Online grooming is when a predator forms a trusting relationship with a victim through online communication, with the purpose of preparing the victim for sexual abuse in the future. Predators take advantage of the Internet or mobile phones as an easy way to meet and maintain contact with potential victims, usually targeting children and young people. Child grooming may also be used to attract minors to criminal activity such as child pornography.
How does online grooming happen?
Online predators often use social networks to meet young people, often using fake profiles and posing as a child or teenager themselves. They gain the child’s trust by getting to know their needs and fulfilling them through gifts, personal attention and affection. The predator will gradually sexualize the relationship by discussing adult issues and sending explicit photos or videos. They will eventually make arrangements to meet in person and engage in physical contact beginning with hugging, touching or kissing. Often, underage victims don’t realise they’ve been groomed because they believe that person is their boyfriend or girlfriend.
Are there any signs of online grooming?
There are signs, but most of them are quite common among teenagers:
- Spending too much time online and being secretive about who they are chatting with
- They might hide their computer screen or mobile phone when you are near
- They might receive gifts from someone you don’t know
- They might become unusually quiet and distant from family and friends
- You might also find sexually explicit material on your child’s computer or mobile phone
What can you do?
- Stay involved in your child’s online activities and pay attention to how they communicate online. Keep in mind that many online games and apps also have chat features.
- Talk to your child about social networking safety and online grooming. Make sure they understand that it’s easy for someone to pretend to be someone else online.

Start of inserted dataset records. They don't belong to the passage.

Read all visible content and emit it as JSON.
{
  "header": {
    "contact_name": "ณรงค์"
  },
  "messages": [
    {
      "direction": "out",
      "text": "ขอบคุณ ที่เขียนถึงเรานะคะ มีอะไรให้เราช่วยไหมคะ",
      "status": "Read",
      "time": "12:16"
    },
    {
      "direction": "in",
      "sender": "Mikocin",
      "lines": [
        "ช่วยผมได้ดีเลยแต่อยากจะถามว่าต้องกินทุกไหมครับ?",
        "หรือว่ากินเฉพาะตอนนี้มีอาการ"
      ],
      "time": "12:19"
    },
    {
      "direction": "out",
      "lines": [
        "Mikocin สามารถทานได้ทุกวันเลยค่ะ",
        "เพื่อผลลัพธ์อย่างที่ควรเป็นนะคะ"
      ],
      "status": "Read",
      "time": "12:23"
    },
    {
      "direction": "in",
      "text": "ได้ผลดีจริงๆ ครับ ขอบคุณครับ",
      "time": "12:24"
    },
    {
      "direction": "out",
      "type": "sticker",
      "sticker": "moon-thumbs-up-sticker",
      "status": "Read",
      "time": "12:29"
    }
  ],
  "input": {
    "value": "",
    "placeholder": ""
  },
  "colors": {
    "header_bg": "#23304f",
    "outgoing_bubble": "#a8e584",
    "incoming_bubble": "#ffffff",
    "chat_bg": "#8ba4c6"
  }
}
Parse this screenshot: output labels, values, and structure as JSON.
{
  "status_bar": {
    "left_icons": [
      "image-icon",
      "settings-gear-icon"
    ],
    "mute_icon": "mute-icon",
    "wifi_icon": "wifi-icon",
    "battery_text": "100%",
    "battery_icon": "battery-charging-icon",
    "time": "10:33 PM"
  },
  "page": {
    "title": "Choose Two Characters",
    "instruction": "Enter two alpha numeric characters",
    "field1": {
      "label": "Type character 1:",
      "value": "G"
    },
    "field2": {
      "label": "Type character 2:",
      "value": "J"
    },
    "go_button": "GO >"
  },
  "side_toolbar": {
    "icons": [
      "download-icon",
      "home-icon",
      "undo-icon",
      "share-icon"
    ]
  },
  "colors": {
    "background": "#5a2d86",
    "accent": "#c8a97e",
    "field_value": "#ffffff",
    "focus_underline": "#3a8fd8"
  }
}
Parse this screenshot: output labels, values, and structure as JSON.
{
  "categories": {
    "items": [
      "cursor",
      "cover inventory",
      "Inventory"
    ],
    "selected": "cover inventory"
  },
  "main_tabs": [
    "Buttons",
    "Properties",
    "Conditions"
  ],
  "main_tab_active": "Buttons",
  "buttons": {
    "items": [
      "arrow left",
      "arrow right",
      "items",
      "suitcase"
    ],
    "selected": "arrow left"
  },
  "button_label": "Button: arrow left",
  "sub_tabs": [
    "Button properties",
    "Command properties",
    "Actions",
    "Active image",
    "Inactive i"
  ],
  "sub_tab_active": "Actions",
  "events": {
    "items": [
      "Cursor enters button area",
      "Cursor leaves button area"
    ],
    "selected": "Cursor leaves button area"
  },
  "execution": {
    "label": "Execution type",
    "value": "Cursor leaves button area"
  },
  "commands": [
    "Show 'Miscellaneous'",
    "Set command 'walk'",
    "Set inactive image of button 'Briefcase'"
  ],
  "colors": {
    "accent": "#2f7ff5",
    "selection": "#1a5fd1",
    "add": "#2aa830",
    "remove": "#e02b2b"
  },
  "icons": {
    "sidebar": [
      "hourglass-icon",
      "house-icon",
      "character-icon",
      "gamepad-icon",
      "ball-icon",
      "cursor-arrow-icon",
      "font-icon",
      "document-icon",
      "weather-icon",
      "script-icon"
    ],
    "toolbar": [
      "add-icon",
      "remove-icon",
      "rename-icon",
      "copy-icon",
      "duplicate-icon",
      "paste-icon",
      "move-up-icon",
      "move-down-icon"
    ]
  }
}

- Explain why your child should never meet online friends in person.
- Be approachable so your child would be comfortable coming to you for help.
Download the Parent’s Guide to Online Safety